**Activity:** Pictures do not belong in the copy; quote every entry below exactly.

**Source material:**

====================

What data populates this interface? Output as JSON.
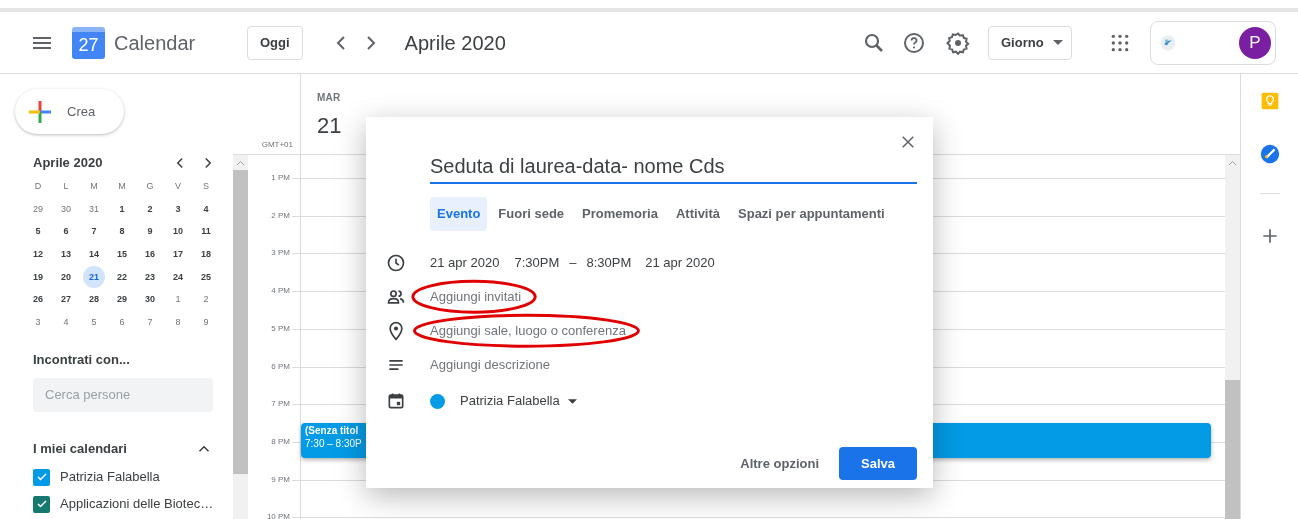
{
  "header": {
    "logo_day": "27",
    "app_name": "Calendar",
    "today_button": "Oggi",
    "period": "Aprile 2020",
    "view_select": "Giorno",
    "avatar_letter": "P"
  },
  "sidebar": {
    "create_button": "Crea",
    "mini_calendar": {
      "title": "Aprile 2020",
      "weekdays": [
        "D",
        "L",
        "M",
        "M",
        "G",
        "V",
        "S"
      ],
      "weeks": [
        [
          {
            "day": "29",
            "dim": true,
            "selected": false
          },
          {
            "day": "30",
            "dim": true,
            "selected": false
          },
          {
            "day": "31",
            "dim": true,
            "selected": false
          },
          {
            "day": "1",
            "dim": false,
            "selected": false
          },
          {
            "day": "2",
            "dim": false,
            "selected": false
          },
          {
            "day": "3",
            "dim": false,
            "selected": false
          },
          {
            "day": "4",
            "dim": false,
            "selected": false
          }
        ],
        [
          {
            "day": "5",
            "dim": false,
            "selected": false
          },
          {
            "day": "6",
            "dim": false,
            "selected": false
          },
          {
            "day": "7",
            "dim": false,
            "selected": false
          },
          {
            "day": "8",
            "dim": false,
            "selected": false
          },
          {
            "day": "9",
            "dim": false,
            "selected": false
          },
          {
            "day": "10",
            "dim": false,
            "selected": false
          },
          {
            "day": "11",
            "dim": false,
            "selected": false
          }
        ],
        [
          {
            "day": "12",
            "dim": false,
            "selected": false
          },
          {
            "day": "13",
            "dim": false,
            "selected": false
          },
          {
            "day": "14",
            "dim": false,
            "selected": false
          },
          {
            "day": "15",
            "dim": false,
            "selected": false
          },
          {
            "day": "16",
            "dim": false,
            "selected": false
          },
          {
            "day": "17",
            "dim": false,
            "selected": false
          },
          {
            "day": "18",
            "dim": false,
            "selected": false
          }
        ],
        [
          {
            "day": "19",
            "dim": false,
            "selected": false
          },
          {
            "day": "20",
            "dim": false,
            "selected": false
          },
          {
            "day": "21",
            "dim": false,
            "selected": true
          },
          {
            "day": "22",
            "dim": false,
            "selected": false
          },
          {
            "day": "23",
            "dim": false,
            "selected": false
          },
          {
            "day": "24",
            "dim": false,
            "selected": false
          },
          {
            "day": "25",
            "dim": false,
            "selected": false
          }
        ],
        [
          {
            "day": "26",
            "dim": false,
            "selected": false
          },
          {
            "day": "27",
            "dim": false,
            "selected": false
          },
          {
            "day": "28",
            "dim": false,
            "selected": false
          },
          {
            "day": "29",
            "dim": false,
            "selected": false
          },
          {
            "day": "30",
            "dim": false,
            "selected": false
          },
          {
            "day": "1",
            "dim": true,
            "selected": false
          },
          {
            "day": "2",
            "dim": true,
            "selected": false
          }
        ],
        [
          {
            "day": "3",
            "dim": true,
            "selected": false
          },
          {
            "day": "4",
            "dim": true,
            "selected": false
          },
          {
            "day": "5",
            "dim": true,
            "selected": false
          },
          {
            "day": "6",
            "dim": true,
            "selected": false
          },
          {
            "day": "7",
            "dim": true,
            "selected": false
          },
          {
            "day": "8",
            "dim": true,
            "selected": false
          },
          {
            "day": "9",
            "dim": true,
            "selected": false
          }
        ]
      ]
    },
    "meet_with": {
      "title": "Incontrati con...",
      "search_placeholder": "Cerca persone"
    },
    "my_calendars": {
      "title": "I miei calendari",
      "expanded": true,
      "items": [
        {
          "name": "Patrizia Falabella",
          "checked": true,
          "color": "#039be5"
        },
        {
          "name": "Applicazioni delle Biotec…",
          "checked": true,
          "color": "#16796f"
        }
      ]
    }
  },
  "day_view": {
    "weekday": "MAR",
    "date": "21",
    "timezone": "GMT+01",
    "hours": [
      "1 PM",
      "2 PM",
      "3 PM",
      "4 PM",
      "5 PM",
      "6 PM",
      "7 PM",
      "8 PM",
      "9 PM",
      "10 PM"
    ],
    "event": {
      "title": "(Senza titol",
      "time": "7:30 – 8:30P"
    }
  },
  "dialog": {
    "title_value": "Seduta di laurea-data- nome Cds",
    "tabs": [
      {
        "label": "Evento",
        "selected": true
      },
      {
        "label": "Fuori sede",
        "selected": false
      },
      {
        "label": "Promemoria",
        "selected": false
      },
      {
        "label": "Attività",
        "selected": false
      },
      {
        "label": "Spazi per appuntamenti",
        "selected": false
      }
    ],
    "when": {
      "start_date": "21 apr 2020",
      "start_time": "7:30PM",
      "separator": "–",
      "end_time": "8:30PM",
      "end_date": "21 apr 2020"
    },
    "fields": [
      {
        "kind": "guests",
        "text": "Aggiungi invitati",
        "circled": true
      },
      {
        "kind": "location",
        "text": "Aggiungi sale, luogo o conferenza",
        "circled": true
      },
      {
        "kind": "description",
        "text": "Aggiungi descrizione",
        "circled": false
      }
    ],
    "calendar": {
      "name": "Patrizia Falabella",
      "color": "#039be5"
    },
    "more_button": "Altre opzioni",
    "save_button": "Salva"
  }
}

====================

**Solution for this problem:**
What data populates this interface? Output as JSON.
{
  "header": {
    "logo_day": "27",
    "app_name": "Calendar",
    "today_button": "Oggi",
    "period": "Aprile 2020",
    "view_select": "Giorno",
    "avatar_letter": "P"
  },
  "sidebar": {
    "create_button": "Crea",
    "mini_calendar": {
      "title": "Aprile 2020",
      "weekdays": [
        "D",
        "L",
        "M",
        "M",
        "G",
        "V",
        "S"
      ],
      "weeks": [
        [
          {
            "day": "29",
            "dim": true,
            "selected": false
          },
          {
            "day": "30",
            "dim": true,
            "selected": false
          },
          {
            "day": "31",
            "dim": true,
            "selected": false
          },
          {
            "day": "1",
            "dim": false,
            "selected": false
          },
          {
            "day": "2",
            "dim": false,
            "selected": false
          },
          {
            "day": "3",
            "dim": false,
            "selected": false
          },
          {
            "day": "4",
            "dim": false,
            "selected": false
          }
        ],
        [
          {
            "day": "5",
            "dim": false,
            "selected": false
          },
          {
            "day": "6",
            "dim": false,
            "selected": false
          },
          {
            "day": "7",
            "dim": false,
            "selected": false
          },
          {
            "day": "8",
            "dim": false,
            "selected": false
          },
          {
            "day": "9",
            "dim": false,
            "selected": false
          },
          {
            "day": "10",
            "dim": false,
            "selected": false
          },
          {
            "day": "11",
            "dim": false,
            "selected": false
          }
        ],
        [
          {
            "day": "12",
            "dim": false,
            "selected": false
          },
          {
            "day": "13",
            "dim": false,
            "selected": false
          },
          {
            "day": "14",
            "dim": false,
            "selected": false
          },
          {
            "day": "15",
            "dim": false,
            "selected": false
          },
          {
            "day": "16",
            "dim": false,
            "selected": false
          },
          {
            "day": "17",
            "dim": false,
            "selected": false
          },
          {
            "day": "18",
            "dim": false,
            "selected": false
          }
        ],
        [
          {
            "day": "19",
            "dim": false,
            "selected": false
          },
          {
            "day": "20",
            "dim": false,
            "selected": false
          },
          {
            "day": "21",
            "dim": false,
            "selected": true
          },
          {
            "day": "22",
            "dim": false,
            "selected": false
          },
          {
            "day": "23",
            "dim": false,
            "selected": false
          },
          {
            "day": "24",
            "dim": false,
            "selected": false
          },
          {
            "day": "25",
            "dim": false,
            "selected": false
          }
        ],
        [
          {
            "day": "26",
            "dim": false,
            "selected": false
          },
          {
            "day": "27",
            "dim": false,
            "selected": false
          },
          {
            "day": "28",
            "dim": false,
            "selected": false
          },
          {
            "day": "29",
            "dim": false,
            "selected": false
          },
          {
            "day": "30",
            "dim": false,
            "selected": false
          },
          {
            "day": "1",
            "dim": true,
            "selected": false
          },
          {
            "day": "2",
            "dim": true,
            "selected": false
          }
        ],
        [
          {
            "day": "3",
            "dim": true,
            "selected": false
          },
          {
            "day": "4",
            "dim": true,
            "selected": false
          },
          {
            "day": "5",
            "dim": true,
            "selected": false
          },
          {
            "day": "6",
            "dim": true,
            "selected": false
          },
          {
            "day": "7",
            "dim": true,
            "selected": false
          },
          {
            "day": "8",
            "dim": true,
            "selected": false
          },
          {
            "day": "9",
            "dim": true,
            "selected": false
          }
        ]
      ]
    },
    "meet_with": {
      "title": "Incontrati con...",
      "search_placeholder": "Cerca persone"
    },
    "my_calendars": {
      "title": "I miei calendari",
      "expanded": true,
      "items": [
        {
          "name": "Patrizia Falabella",
          "checked": true,
          "color": "#039be5"
        },
        {
          "name": "Applicazioni delle Biotec…",
          "checked": true,
          "color": "#16796f"
        }
      ]
    }
  },
  "day_view": {
    "weekday": "MAR",
    "date": "21",
    "timezone": "GMT+01",
    "hours": [
      "1 PM",
      "2 PM",
      "3 PM",
      "4 PM",
      "5 PM",
      "6 PM",
      "7 PM",
      "8 PM",
      "9 PM",
      "10 PM"
    ],
    "event": {
      "title": "(Senza titol",
      "time": "7:30 – 8:30P"
    }
  },
  "dialog": {
    "title_value": "Seduta di laurea-data- nome Cds",
    "tabs": [
      {
        "label": "Evento",
        "selected": true
      },
      {
        "label": "Fuori sede",
        "selected": false
      },
      {
        "label": "Promemoria",
        "selected": false
      },
      {
        "label": "Attività",
        "selected": false
      },
      {
        "label": "Spazi per appuntamenti",
        "selected": false
      }
    ],
    "when": {
      "start_date": "21 apr 2020",
      "start_time": "7:30PM",
      "separator": "–",
      "end_time": "8:30PM",
      "end_date": "21 apr 2020"
    },
    "fields": [
      {
        "kind": "guests",
        "text": "Aggiungi invitati",
        "circled": true
      },
      {
        "kind": "location",
        "text": "Aggiungi sale, luogo o conferenza",
        "circled": true
      },
      {
        "kind": "description",
        "text": "Aggiungi descrizione",
        "circled": false
      }
    ],
    "calendar": {
      "name": "Patrizia Falabella",
      "color": "#039be5"
    },
    "more_button": "Altre opzioni",
    "save_button": "Salva"
  }
}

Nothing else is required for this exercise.